It is all fascinating and Raghavan, the former London Bureau Chief of Forbes, knows her stuff. While some of the detail and historical side-notes could have been left out without hurting the book, for the most part, Billionaire succeeds in making all of it engaging. The overarching theme of Gupta's corruption is developed slowly but builds to a very quick climax at the end, and includes a family secret that I will not give away. Suffice it to say that the secret circles back to the beginning of Gupta's life (which is also the beginning of the book) and raises his story to the level of Greek tragedy.
Finally, there are two questions which a book like this brings to the fore.
The first is why someone like Rajaratnam, who was worth $1.3 billion around the time of his illegal trades, broke the law for as little as $75 million in profits? Raghavan gives her answer by illustrating a pattern of unethical practices by the Galleon chief during his career, as well as an innate hubris bordering on sociopathy. If you combine this with his statements to Newsweek after his sentencing - in which he blames everyone but himself for his predicament, ranting against Indian cliques (he himself is Sri Lankan) and accusing the American justice system of racism - the picture becomes even clearer. Rajaratnam is a man living in a constant state of imagined persecution, which enables him to justify any action, however immoral or even unnecessary, to himself. The fact that he has been completely unrepentant further bolsters the likelihood of this diagnosis. The second question which is asked is whether Rajaratnam's and Gupta's crimes will damage the stature of the Indian diaspora, and Indian-Americans in particular?
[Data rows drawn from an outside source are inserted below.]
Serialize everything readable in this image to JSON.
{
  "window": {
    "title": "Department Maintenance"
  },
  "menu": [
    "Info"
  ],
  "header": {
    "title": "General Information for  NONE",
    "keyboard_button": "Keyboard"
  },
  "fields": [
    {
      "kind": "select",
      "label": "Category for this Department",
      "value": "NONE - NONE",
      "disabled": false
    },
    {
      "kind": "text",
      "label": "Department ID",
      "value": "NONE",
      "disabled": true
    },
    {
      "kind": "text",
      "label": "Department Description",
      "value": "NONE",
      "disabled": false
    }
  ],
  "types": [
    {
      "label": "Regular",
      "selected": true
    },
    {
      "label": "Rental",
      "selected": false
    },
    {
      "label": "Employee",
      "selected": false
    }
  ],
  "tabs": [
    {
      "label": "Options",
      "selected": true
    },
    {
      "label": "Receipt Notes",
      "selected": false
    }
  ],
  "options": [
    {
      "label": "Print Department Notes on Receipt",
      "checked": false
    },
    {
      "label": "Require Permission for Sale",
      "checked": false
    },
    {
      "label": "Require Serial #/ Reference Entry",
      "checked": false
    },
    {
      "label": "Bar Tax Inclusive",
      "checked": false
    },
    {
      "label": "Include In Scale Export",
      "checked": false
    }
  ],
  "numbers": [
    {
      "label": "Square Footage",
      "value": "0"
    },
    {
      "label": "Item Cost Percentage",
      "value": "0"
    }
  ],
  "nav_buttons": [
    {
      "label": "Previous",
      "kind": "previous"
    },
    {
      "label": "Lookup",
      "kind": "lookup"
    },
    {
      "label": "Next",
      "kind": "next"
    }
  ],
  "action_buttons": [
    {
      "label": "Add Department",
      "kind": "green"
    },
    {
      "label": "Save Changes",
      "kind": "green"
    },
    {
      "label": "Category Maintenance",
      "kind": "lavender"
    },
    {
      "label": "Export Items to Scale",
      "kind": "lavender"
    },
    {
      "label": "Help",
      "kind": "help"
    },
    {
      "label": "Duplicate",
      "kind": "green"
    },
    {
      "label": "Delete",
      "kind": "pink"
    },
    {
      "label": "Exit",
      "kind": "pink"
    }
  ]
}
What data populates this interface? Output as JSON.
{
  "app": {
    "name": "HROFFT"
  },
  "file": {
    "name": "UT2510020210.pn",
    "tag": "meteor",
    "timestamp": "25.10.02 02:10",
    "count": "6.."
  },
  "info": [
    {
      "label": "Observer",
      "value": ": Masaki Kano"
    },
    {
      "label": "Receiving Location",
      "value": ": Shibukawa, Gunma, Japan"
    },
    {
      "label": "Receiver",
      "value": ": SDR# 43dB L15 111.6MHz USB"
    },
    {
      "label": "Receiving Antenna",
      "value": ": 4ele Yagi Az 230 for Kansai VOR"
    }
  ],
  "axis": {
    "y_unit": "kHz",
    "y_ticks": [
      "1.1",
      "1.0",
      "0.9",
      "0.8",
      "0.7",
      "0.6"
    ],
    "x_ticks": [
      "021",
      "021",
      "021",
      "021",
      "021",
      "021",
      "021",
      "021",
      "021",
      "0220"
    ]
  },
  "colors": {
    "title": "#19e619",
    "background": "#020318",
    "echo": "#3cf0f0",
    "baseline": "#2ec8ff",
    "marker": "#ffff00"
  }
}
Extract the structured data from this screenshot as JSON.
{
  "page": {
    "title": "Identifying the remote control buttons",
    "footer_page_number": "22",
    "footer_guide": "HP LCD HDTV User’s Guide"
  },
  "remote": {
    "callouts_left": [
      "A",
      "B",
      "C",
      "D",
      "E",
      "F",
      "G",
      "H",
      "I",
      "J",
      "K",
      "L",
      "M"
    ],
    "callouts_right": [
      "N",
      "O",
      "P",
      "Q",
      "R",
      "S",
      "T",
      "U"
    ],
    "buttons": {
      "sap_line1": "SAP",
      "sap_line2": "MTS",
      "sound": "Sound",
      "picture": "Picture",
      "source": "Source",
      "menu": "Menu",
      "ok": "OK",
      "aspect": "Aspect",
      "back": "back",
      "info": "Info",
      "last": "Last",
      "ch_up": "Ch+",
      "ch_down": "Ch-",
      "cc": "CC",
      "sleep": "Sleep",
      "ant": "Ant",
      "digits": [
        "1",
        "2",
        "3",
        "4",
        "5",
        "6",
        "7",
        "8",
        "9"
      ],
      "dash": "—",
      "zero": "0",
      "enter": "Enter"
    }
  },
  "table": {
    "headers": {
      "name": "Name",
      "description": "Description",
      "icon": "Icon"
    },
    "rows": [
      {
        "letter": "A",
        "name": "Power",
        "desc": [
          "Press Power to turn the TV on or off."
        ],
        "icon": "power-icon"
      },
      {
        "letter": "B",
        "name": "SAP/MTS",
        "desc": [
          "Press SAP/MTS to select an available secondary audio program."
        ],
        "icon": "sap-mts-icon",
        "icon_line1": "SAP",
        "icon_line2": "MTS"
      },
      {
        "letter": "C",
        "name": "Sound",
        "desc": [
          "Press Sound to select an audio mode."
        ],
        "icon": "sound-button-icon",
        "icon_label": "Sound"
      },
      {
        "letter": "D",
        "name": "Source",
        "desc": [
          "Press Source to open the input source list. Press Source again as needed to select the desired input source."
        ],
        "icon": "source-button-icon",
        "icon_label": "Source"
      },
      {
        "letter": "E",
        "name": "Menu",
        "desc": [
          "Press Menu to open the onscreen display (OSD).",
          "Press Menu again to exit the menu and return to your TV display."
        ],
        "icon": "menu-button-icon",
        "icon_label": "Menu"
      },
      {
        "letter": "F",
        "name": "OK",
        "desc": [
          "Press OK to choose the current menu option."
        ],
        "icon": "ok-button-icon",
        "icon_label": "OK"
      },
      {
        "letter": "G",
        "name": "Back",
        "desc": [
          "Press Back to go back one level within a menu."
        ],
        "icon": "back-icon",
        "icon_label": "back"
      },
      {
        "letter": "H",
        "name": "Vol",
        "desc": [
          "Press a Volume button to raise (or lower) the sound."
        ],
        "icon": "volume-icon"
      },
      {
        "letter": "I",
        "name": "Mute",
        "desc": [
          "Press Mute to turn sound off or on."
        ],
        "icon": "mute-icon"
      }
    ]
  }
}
Raghavan addresses this concern with a perfect quote from David Ben-Gurion:
"In order for Israel to be counted among the nations of the world, it has to have its own burglars and prostitutes."
As Indians permeate every aspect of American life from business to politics, and as more Indians rise to prominent positions in American society, it is inevitable that our community too will have its burglars and prostitutes. Indians as individuals are like everyone else, and some of us will rise to great heights, professionally and personally, while others will become victims to our own insecurities and weaknesses.
Moreover, let's not forget that for every Rajaratnam, there is a Bernie Madoff out there, and for every Galleon, there is an SAC Capital. The racial profile may change, but when it comes to money, the color that really matters is green. In the meantime, Billionaire is a seminal work that captures the realities of race and greed in America with refreshing objectivity and efficiency, and a book that everyone should read. SANJAY SANGHOEE is a political and business commentator. He is a banker, has an MBA from Columbia Business School, and is the author of the thriller novel "Killing Wall Street". For more information, please visit www.killingwallstreet.com